Lines containing the word "color" are to be copied from the data below.

-*-*-

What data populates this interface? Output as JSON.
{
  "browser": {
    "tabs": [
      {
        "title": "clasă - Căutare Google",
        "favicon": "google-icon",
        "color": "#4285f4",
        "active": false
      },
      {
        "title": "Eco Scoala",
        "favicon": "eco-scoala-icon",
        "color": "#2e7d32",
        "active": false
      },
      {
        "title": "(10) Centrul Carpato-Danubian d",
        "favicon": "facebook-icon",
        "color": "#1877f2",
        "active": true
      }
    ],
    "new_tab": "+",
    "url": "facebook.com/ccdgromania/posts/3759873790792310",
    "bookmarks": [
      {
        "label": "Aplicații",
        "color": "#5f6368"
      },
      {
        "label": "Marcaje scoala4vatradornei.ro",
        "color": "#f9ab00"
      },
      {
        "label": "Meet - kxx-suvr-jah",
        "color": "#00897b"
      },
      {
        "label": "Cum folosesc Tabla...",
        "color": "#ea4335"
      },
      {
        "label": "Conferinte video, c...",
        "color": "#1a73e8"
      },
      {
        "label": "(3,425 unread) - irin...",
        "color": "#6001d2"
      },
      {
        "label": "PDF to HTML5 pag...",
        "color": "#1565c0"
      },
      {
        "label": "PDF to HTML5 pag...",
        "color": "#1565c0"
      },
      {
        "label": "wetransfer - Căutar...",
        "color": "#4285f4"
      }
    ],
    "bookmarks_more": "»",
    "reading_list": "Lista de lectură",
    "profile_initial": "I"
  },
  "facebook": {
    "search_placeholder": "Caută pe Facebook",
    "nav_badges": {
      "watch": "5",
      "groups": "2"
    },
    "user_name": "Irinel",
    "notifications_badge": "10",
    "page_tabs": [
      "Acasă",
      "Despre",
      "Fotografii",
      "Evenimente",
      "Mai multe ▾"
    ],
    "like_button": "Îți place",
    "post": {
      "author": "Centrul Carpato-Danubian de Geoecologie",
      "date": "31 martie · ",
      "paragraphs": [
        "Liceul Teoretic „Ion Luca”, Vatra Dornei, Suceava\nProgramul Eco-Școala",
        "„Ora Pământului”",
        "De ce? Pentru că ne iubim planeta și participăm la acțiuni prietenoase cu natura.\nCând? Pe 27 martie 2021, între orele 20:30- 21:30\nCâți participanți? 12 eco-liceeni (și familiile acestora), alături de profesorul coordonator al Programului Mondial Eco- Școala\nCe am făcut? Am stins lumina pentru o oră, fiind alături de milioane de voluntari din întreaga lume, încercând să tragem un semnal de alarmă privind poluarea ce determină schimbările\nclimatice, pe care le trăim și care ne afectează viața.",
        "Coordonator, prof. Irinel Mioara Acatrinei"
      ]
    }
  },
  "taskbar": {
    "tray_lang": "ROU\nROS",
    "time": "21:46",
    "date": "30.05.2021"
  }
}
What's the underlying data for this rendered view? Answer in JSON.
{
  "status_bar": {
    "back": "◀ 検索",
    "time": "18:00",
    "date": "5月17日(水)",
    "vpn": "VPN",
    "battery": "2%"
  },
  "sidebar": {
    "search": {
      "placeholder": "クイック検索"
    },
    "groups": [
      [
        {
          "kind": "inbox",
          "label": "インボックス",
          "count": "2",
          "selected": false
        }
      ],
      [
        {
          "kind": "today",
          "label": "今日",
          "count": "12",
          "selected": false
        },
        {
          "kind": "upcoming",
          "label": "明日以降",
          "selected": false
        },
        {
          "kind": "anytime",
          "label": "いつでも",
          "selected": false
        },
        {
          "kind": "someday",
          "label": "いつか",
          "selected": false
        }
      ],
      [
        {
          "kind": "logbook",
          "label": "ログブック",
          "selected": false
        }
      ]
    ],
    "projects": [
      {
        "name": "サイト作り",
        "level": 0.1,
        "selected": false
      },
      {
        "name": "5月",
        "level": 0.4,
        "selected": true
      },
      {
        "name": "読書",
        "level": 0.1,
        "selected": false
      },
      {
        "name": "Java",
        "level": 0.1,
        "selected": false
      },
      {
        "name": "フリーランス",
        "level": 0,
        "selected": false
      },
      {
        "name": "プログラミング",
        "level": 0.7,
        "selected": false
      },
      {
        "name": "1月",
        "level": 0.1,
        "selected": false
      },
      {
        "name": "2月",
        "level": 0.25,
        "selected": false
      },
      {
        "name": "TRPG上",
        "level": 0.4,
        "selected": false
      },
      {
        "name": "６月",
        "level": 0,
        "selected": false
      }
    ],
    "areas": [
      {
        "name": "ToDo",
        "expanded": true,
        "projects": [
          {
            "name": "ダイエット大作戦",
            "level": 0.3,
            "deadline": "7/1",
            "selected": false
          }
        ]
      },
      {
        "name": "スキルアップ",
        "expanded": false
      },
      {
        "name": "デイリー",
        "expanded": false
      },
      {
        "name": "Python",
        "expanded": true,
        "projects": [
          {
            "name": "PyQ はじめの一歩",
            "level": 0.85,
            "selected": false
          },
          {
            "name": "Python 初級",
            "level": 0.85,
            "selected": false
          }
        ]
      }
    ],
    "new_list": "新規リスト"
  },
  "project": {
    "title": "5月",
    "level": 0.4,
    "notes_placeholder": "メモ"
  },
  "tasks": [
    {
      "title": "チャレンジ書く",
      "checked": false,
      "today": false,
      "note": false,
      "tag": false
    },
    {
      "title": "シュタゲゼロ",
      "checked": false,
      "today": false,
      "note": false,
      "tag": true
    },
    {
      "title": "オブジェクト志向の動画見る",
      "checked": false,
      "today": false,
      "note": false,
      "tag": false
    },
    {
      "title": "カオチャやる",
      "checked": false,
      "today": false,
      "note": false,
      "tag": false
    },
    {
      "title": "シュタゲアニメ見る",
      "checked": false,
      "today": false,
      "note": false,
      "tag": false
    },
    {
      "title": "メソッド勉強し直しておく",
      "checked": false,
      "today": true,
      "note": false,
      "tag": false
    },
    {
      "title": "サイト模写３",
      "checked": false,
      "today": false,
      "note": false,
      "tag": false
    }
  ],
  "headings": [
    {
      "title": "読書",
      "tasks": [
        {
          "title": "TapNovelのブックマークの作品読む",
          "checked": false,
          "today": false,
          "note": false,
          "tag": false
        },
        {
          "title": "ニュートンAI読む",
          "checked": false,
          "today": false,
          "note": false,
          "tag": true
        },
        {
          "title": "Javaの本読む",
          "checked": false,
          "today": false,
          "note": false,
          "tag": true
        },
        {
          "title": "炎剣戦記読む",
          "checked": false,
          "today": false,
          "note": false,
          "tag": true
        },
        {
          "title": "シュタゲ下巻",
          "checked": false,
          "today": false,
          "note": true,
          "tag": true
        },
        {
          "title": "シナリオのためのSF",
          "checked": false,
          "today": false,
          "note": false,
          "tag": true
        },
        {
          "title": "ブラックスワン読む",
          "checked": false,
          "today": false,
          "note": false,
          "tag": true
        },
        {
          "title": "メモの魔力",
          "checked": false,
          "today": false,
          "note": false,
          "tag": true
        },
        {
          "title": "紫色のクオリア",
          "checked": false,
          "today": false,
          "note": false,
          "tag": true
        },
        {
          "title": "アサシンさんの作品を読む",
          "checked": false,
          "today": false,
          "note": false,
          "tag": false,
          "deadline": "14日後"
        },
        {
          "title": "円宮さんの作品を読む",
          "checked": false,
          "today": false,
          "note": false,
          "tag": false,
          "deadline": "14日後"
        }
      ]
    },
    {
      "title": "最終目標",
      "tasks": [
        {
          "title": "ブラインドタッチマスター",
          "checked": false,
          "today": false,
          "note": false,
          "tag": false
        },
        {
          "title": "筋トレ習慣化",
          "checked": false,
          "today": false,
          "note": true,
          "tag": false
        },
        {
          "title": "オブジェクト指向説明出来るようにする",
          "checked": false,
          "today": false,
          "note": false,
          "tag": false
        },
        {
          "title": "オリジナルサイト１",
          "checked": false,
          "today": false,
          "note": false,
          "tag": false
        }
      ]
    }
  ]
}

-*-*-

**Expected answer:**
        "color": "#4285f4",
        "color": "#2e7d32",
        "color": "#1877f2",
        "color": "#5f6368"
        "color": "#f9ab00"
        "color": "#00897b"
        "color": "#ea4335"
        "color": "#1a73e8"
        "color": "#6001d2"
        "color": "#1565c0"
        "color": "#1565c0"
        "color": "#4285f4"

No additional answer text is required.